_TASK TO COMPLETE_. Set down a faithful copy of every record, and skip the pictures in it.

_MATERIAL FOR THE TASK_.
================

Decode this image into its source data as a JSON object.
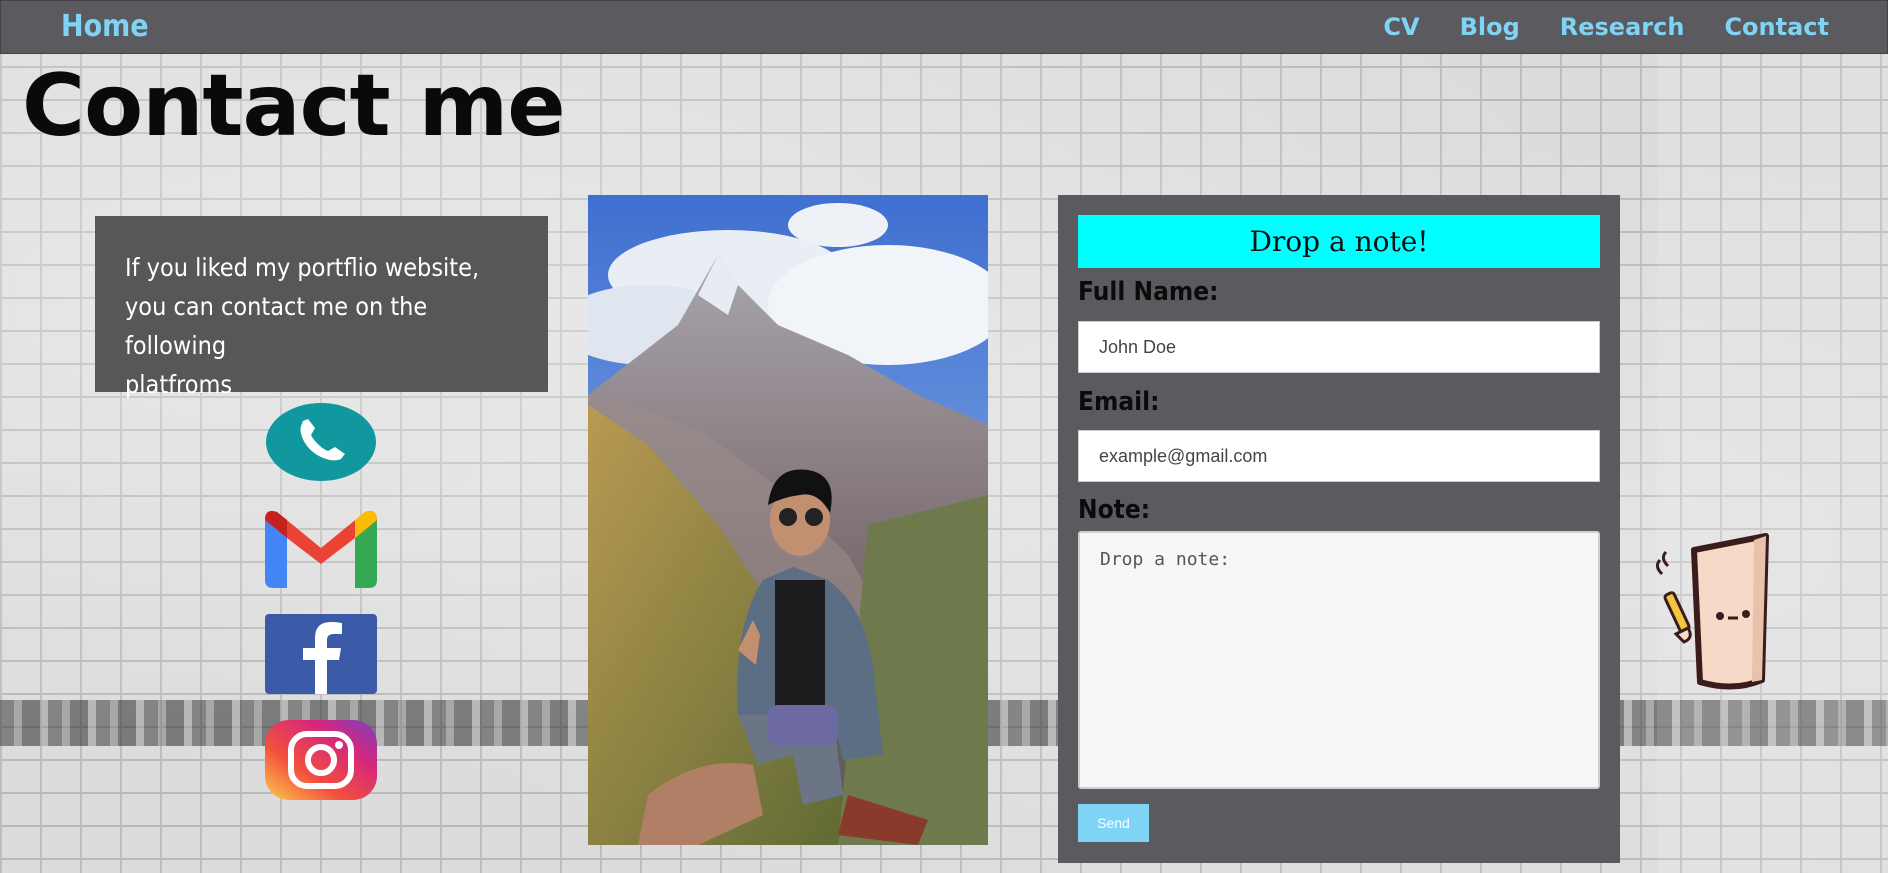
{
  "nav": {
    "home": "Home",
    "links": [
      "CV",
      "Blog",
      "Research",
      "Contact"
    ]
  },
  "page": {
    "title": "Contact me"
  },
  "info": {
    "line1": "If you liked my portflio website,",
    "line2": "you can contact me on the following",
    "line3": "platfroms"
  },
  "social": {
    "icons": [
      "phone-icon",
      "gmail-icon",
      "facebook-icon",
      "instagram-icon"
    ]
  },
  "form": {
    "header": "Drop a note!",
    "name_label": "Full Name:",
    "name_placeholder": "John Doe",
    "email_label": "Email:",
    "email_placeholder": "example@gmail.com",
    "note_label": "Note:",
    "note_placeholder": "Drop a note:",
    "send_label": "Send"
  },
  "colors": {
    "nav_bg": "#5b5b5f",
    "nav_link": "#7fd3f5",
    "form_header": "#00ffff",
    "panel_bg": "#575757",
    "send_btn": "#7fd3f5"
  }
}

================

_ANSWER BOX_.
Decode this image into its source data as a JSON object.
{
  "nav": {
    "home": "Home",
    "links": [
      "CV",
      "Blog",
      "Research",
      "Contact"
    ]
  },
  "page": {
    "title": "Contact me"
  },
  "info": {
    "line1": "If you liked my portflio website,",
    "line2": "you can contact me on the following",
    "line3": "platfroms"
  },
  "social": {
    "icons": [
      "phone-icon",
      "gmail-icon",
      "facebook-icon",
      "instagram-icon"
    ]
  },
  "form": {
    "header": "Drop a note!",
    "name_label": "Full Name:",
    "name_placeholder": "John Doe",
    "email_label": "Email:",
    "email_placeholder": "example@gmail.com",
    "note_label": "Note:",
    "note_placeholder": "Drop a note:",
    "send_label": "Send"
  },
  "colors": {
    "nav_bg": "#5b5b5f",
    "nav_link": "#7fd3f5",
    "form_header": "#00ffff",
    "panel_bg": "#575757",
    "send_btn": "#7fd3f5"
  }
}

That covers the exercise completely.